City Gay Bashing on Broadway: Young Man Attacked and Dragged From Car Over Labor Day Weekend
posted by September 6 at 10:10 AMon
[Originally posted yesterday evening.]
Andrew Geske, 26, was walking home from the Capitol Hill gay bar Pony early Monday morning when, according to a police report and Geske’s own recounting of events for The Stranger, he was attacked by a young man driving a black BMW and then dragged down Broadway as the car sped away and a passenger held onto Geske’s arms.
Geske, a barback at a nearby bar and a personal trainer, suffered sprained fingers and scrapes on his back, elbows, and knee, but is otherwise unharmed. “It was a gay bashing,” Geske told The Stranger. “Word needs to get out that gays are still being targeted. Call me naive, but I didn’t think this could happen here.”

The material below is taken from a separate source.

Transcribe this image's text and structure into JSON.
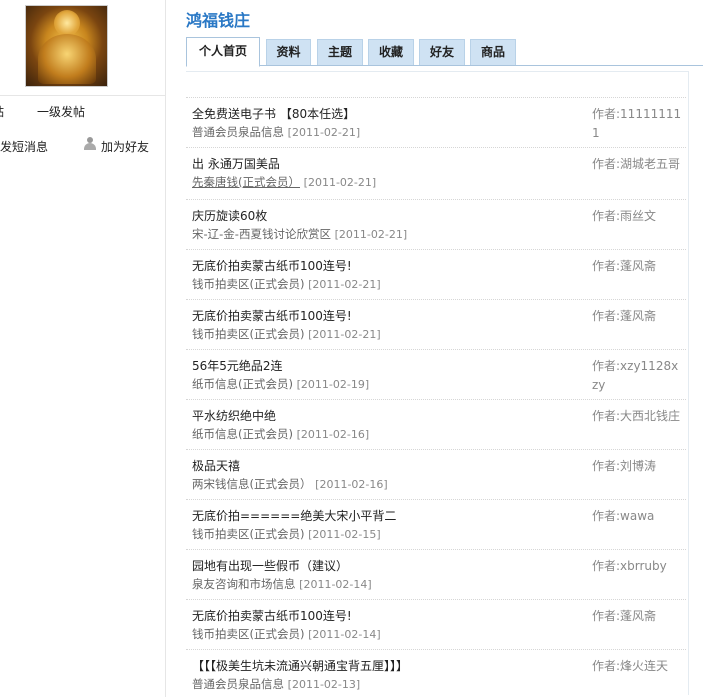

He sent these pictures this afternoon:
According to the Seattle Police report, the attack is being investigated as a bias crime. It began around 2:30 a.m. on Monday, Sept. 3, along the stretch of Broadway that runs between Seattle Central Community College and the Bonney-Watson Funeral home. The Black BMW pulled up alongside Geske and his roommate as they were walking home from Pony holding hands. Geske told me he assumed, since the car was pulling up to him, that one of his friends was driving, and he went over to say hi.
“I had just started walking up to the car when the driver got out of the car, yelling, ‘Get the fuck away from my car, faggots,’” he told me. “Then he slammed a punch into my face.”
Geske is a tall man—6’ 2”, 180 pounds—but he says his attacker was taller than him, and proceeded to hit him several more times in the face. “I fell against the car,” Geske told me. “My arm ended up inside of their window, which was down… The passenger grabbed onto my arm, and they just peeled out driving real fast. I just remember staring at my roommate on the sidewalk, trying to figure out what was going on. It happened in like five seconds, all of this.”
Geske had been drinking, he said, but “all of a sudden I was completely sober, realizing I was driving along the ground.”
He was dragged, he said, for several blocks, past the Jack in the Box at the intersection of Broadway and Denny, past Dick’s Drive-In. He finally pulled himself free at the intersection of Broadway and John. “I freed myself loose and kind of rolled away onto the ground,” Geske told me. “They were gone real quick.”
A witness told police that she heard the people in the car calling Geske and his roommate “faggots” and “homos.”
No one was able to get the car’s license plate.
Geske has lived in Seattle for nine years, and said nothing like this had ever happened to him before—although sometimes, when he and a boyfriend used to walk across the Denny overpass to the club El Corazon, drivers would yell out the window and call them faggots. “We just said, ‘Oh, must be the edge of Capitol Hill,’” he told me.
On Monday, at a Labor Day BBQ he’d already planned, gay friends kept coming up to Geske and telling him about their recent experiences being gay bashed, he said. One of them recounted an experience that happened recently on Capitol Hill.
Police spokesman Mark Jamieson says he isn’t aware of any data showing an increase in gay bashings on Capitol Hill lately, but some anecdotal evidence suggests that as the neighborhood changes—more straight clubs, more people who commute to the Hill at night to party—the climate for gays is changing. Geske, too, had heard the grumblings about the changing neighborhood well before he was attacked.
“I guess I do feel like it’s less of a home for gay people,” he told me. “And you want to think that’s OK, because even the people who aren’t gay might be OK with gay people. But apparently some of them want to drag you down the street.”